• Assignment:
Using the records below, filter for lines that contain the string "edit" and copy them out.

+++ Records

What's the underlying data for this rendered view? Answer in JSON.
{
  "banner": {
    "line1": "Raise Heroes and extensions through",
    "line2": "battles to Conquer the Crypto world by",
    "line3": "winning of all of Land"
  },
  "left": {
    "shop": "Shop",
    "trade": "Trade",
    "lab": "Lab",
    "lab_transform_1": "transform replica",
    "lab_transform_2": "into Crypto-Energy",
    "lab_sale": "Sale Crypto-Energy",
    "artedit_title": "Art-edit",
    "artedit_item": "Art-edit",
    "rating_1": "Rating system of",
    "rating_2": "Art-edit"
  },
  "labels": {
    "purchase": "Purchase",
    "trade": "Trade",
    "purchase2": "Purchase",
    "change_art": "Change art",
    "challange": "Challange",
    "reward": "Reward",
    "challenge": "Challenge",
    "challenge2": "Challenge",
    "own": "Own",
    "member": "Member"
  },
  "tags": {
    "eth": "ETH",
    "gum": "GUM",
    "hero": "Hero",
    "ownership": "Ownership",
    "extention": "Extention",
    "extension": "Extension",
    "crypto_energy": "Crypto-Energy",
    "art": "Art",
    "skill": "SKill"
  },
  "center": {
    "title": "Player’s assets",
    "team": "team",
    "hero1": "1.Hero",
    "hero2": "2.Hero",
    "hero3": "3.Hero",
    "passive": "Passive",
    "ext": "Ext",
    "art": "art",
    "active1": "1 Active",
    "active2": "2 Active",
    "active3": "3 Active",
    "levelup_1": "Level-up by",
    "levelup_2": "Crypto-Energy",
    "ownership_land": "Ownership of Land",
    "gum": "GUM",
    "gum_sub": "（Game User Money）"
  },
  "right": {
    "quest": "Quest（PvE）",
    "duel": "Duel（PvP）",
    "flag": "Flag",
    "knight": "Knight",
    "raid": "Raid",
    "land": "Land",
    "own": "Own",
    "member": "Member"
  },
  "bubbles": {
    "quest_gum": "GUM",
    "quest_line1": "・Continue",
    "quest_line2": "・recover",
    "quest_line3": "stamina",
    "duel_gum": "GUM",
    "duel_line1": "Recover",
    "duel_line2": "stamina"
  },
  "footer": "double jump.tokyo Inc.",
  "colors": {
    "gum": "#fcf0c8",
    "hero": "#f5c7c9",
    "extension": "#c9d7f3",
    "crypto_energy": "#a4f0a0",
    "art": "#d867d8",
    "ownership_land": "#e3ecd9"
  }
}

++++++

• Your solution:
    "artedit_title": "Art-edit",
    "artedit_item": "Art-edit",
    "rating_2": "Art-edit"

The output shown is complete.